This is one of the most enjoyable mysteries I’ve read in quite a while. The author falls prey to the common and irritating stereotype of cops (especially NYPD) and FBI being frenemies, but only briefly. Soon the New Jersey cop, NYPD and FBI are all working the same case – although to them its three different cases – and end up on the same side. The pace is quick and the descriptions are fun. The characters are engaging and mostly likeable. The “shocker” ending isn’t as shocking as the hype makes it out to be. I didn’t completely figure out the why or the how but as the ending neared I had no trouble figuring out the who. The plot by the bad guys was a bit too convoluted but all in all the story was plausible enough to be entertaining the whole way through. And it was all done with a minimum of gore and and profanity – always a plus for me.
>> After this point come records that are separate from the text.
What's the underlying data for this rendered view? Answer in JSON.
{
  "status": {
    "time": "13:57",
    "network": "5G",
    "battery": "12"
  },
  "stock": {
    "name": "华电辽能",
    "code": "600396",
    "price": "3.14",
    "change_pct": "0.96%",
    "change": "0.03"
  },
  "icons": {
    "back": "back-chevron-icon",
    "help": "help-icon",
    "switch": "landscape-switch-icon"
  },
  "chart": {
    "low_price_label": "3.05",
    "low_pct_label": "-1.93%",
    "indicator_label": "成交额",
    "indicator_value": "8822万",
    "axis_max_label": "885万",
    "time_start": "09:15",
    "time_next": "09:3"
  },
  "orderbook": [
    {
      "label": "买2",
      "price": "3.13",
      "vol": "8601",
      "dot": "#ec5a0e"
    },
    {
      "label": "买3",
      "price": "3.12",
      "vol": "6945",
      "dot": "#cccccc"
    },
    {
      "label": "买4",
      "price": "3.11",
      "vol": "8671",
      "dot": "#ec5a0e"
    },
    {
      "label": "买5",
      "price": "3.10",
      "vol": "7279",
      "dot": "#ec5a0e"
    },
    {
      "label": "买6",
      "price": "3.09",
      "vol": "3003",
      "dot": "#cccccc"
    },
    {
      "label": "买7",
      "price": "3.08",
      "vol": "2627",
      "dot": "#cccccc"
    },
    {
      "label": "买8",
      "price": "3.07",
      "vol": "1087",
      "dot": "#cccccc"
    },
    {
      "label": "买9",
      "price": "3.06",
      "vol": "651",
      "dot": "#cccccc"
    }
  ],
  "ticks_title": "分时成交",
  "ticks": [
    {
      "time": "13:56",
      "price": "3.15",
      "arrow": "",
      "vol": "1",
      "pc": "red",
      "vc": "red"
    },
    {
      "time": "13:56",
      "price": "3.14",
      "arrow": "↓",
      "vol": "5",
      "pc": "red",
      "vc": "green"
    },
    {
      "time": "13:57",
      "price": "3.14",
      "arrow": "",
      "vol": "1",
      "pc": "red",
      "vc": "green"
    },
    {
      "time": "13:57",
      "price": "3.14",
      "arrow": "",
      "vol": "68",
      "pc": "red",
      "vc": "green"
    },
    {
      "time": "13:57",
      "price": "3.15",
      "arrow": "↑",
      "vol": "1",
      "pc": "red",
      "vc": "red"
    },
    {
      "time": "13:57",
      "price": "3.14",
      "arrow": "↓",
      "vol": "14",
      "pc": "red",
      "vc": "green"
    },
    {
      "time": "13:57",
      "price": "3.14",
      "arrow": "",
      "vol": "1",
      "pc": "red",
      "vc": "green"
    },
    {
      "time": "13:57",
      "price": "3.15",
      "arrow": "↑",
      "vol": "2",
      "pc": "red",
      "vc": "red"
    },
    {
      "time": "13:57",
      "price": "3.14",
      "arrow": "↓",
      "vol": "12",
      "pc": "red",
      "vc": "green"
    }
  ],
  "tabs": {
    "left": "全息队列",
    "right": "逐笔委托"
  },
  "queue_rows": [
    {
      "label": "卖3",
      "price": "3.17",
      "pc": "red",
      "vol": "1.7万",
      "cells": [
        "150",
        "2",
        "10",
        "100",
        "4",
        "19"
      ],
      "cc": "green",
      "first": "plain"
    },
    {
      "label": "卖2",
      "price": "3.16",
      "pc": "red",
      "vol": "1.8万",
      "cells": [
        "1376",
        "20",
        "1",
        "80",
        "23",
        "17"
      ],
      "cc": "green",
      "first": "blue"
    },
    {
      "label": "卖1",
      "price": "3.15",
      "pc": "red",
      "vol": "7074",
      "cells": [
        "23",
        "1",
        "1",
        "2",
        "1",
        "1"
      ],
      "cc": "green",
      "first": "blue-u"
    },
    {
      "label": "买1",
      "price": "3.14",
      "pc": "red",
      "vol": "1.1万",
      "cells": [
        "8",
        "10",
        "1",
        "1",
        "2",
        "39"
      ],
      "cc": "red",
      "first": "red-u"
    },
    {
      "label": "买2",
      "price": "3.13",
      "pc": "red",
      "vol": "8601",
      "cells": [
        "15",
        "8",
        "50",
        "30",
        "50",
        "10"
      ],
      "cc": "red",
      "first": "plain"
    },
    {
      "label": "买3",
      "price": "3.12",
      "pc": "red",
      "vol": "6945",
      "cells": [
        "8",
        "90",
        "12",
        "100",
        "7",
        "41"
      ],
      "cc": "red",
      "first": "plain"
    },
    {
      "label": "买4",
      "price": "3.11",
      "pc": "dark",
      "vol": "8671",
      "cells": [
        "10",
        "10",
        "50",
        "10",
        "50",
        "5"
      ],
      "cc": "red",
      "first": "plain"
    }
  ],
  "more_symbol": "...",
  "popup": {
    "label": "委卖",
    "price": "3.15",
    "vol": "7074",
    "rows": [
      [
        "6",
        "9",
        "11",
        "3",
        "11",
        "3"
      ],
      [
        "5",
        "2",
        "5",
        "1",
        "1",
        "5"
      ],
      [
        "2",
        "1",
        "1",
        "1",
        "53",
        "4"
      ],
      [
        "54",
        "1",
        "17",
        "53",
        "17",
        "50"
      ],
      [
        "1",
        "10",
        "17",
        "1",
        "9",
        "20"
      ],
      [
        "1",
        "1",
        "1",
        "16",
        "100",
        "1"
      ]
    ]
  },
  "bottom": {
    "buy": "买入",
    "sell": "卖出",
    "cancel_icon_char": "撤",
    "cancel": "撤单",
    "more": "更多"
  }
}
I wish everyone special joy at this time of year, regardless of your religious (or irreligious) preference. My present from you was my best sales month yet for my books. Thank you. Click the Cliff Knowles Mysteries menu link above if you didn’t get that gift you wanted for Christmas.
One of my pet peeves as the Word Police is how people misuse nouns. Too often people convert a noun into a verb. It usually sounds ridiculous and ignorant, sometimes pretentious. A common example, timely right about now, is the word “gift.” Tax planners have come to use the term “gift” to mean give. “You can gift $14,000 a year to each child without filing a gift tax return.” When there’s a perfectly good verb, use it. Don’t use the noun as a verb. Another noun that is probably too far gone to be saved from this misuse is “impact.” Even worse is when you change the word into a non-existent verb form, such as to verbize a noun. Yuck!
Another common mistake is the double whammy — taking a the adjectival form of a noun and converting that back to a noun. I heard a news announcer do that today with the word “courage.” It became “courageousness.” Sorry, but that doesn’t fly. The noun is courage, the adjective is courageous. That’s all you need. The double whammy can happen with verbs, too. Administer -> administration -> administrate. You don’t need the second verb form. Use the one you already have.
Pure chick lit. The petite female fire chief commands a station full of macho men, pursues a murderer, aided by her frisky frolicking dog and the irascible but lovable old biddy who once taught her 3rd grade. All the while the chief is pursued romantically by the stoic sheriff, a slick and wealthy real estate developer with mob ties, and… could it be? .. that mysterious and very handsome stranger in town.